The Outdoor Bloggers Summit issued a challenge to it's members, to blog about how we could get everyone to play outdoors, how we can introduce children to the outdoors and help them have a green hour each day.
For me partnering with our local public library has been a wonderful experience. Many small and rural libraries struggle with funding issues. These libraries often are barely able to meet expenses, let alone have any funds left over for programs or something as small as a magazine subscription or new book purchase.
A quick and easy way to start is to offer the library your outdoor related magazines when you have finished reading them. Same with any of your outdoor related books. Better yet consider donating a subscription to Ranger Rick or one of the childrens oriented outdoor magazines.
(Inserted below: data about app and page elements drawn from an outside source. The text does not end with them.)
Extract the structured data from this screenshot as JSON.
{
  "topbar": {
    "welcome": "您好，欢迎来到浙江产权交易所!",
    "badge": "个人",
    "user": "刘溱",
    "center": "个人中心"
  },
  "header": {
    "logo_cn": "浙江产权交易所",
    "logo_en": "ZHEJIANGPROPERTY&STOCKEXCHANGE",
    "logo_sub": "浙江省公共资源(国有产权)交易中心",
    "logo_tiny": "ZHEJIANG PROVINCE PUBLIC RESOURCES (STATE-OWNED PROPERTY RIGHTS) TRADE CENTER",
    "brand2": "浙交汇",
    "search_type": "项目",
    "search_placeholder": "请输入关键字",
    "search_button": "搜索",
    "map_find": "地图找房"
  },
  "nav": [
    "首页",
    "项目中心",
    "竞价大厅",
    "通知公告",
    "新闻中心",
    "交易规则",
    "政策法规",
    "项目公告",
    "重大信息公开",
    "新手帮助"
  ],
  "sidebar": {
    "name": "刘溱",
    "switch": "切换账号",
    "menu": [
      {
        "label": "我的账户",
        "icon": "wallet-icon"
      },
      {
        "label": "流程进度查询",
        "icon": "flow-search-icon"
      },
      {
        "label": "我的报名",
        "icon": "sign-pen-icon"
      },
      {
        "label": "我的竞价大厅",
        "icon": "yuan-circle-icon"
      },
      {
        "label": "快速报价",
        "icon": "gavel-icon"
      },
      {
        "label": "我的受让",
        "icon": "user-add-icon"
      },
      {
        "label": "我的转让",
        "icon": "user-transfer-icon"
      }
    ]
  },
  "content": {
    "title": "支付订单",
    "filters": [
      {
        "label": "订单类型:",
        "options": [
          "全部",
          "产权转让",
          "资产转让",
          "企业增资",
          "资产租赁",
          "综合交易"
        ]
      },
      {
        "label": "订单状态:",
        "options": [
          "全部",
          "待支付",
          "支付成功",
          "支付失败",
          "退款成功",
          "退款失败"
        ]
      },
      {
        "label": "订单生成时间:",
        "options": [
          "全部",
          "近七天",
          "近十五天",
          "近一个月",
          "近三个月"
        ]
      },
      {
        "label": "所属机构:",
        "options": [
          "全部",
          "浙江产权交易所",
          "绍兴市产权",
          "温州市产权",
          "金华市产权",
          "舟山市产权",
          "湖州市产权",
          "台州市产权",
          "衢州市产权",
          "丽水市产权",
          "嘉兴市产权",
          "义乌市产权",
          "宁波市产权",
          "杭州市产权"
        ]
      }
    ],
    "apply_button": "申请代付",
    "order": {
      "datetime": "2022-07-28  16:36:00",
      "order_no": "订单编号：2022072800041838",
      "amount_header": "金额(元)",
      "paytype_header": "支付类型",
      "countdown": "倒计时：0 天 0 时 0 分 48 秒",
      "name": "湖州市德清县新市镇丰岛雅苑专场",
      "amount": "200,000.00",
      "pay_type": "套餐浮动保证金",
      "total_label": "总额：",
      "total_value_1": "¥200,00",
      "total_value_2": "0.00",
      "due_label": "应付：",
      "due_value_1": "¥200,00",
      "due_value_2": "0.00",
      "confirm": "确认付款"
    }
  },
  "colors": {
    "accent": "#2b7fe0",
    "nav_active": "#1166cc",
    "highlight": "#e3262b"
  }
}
Meet with the librarian and brain storm about possible programs and activities you can provide. Feeder Watch is an relatively low cost project to set up. Place a feeder or two in area where young patrons can watch and identify the birds. A small display of bird books and field guides nearby is also helpful. Not only does the library benefit, but by working with the youngsters we are help to build relationships with those same children.
I can't tell you how exciting it is to receive a phone call from one of my library kids saying " Miss Gretchen guess what I saw today!"
The National Wildlife Federation's BE OUT THERE program is full of great ideas and materials that can easily translate to a program for young library patrons. and virtually all state DNR's offer many free downloadable and printable activities and programs that can be used to fashion specific programs. Here in Illinois the DNR has been most generous with materials for programs
If your library does story hour, volunteer to be the story teller and pick a story that has to do with enjoying the outdoors. If your library offers a craft day, volunteer to help make milk carton bird feeders, or a similar project.
Consider having a WILD Occupations day for the teen patrons. Gather up several of your contacts that have wild occupations and help the teens see what educational choices should be made and what occupations are out there.
Another fun activity is to "sponsor" a poster or art contest with an outdoor related theme. Followed by of course an exhibit of the young patrons work.
In today's struggling economy we have seen library patronage increase, buying books and reading materials have been removed from many family budgets, as has internet service. Your library can order many titles through interlibrary loan, and provide free internet access. Offer to build a list of good internet sites that relate to the outdoors that librarians can share with interested patrons.
As you can see, a little enthusiasm on your part makes the opportunities endless.
So my challenge to you my readers is to visit your public library, offer your services, and begin to help the children and adults in your community discover the importance of playing outside!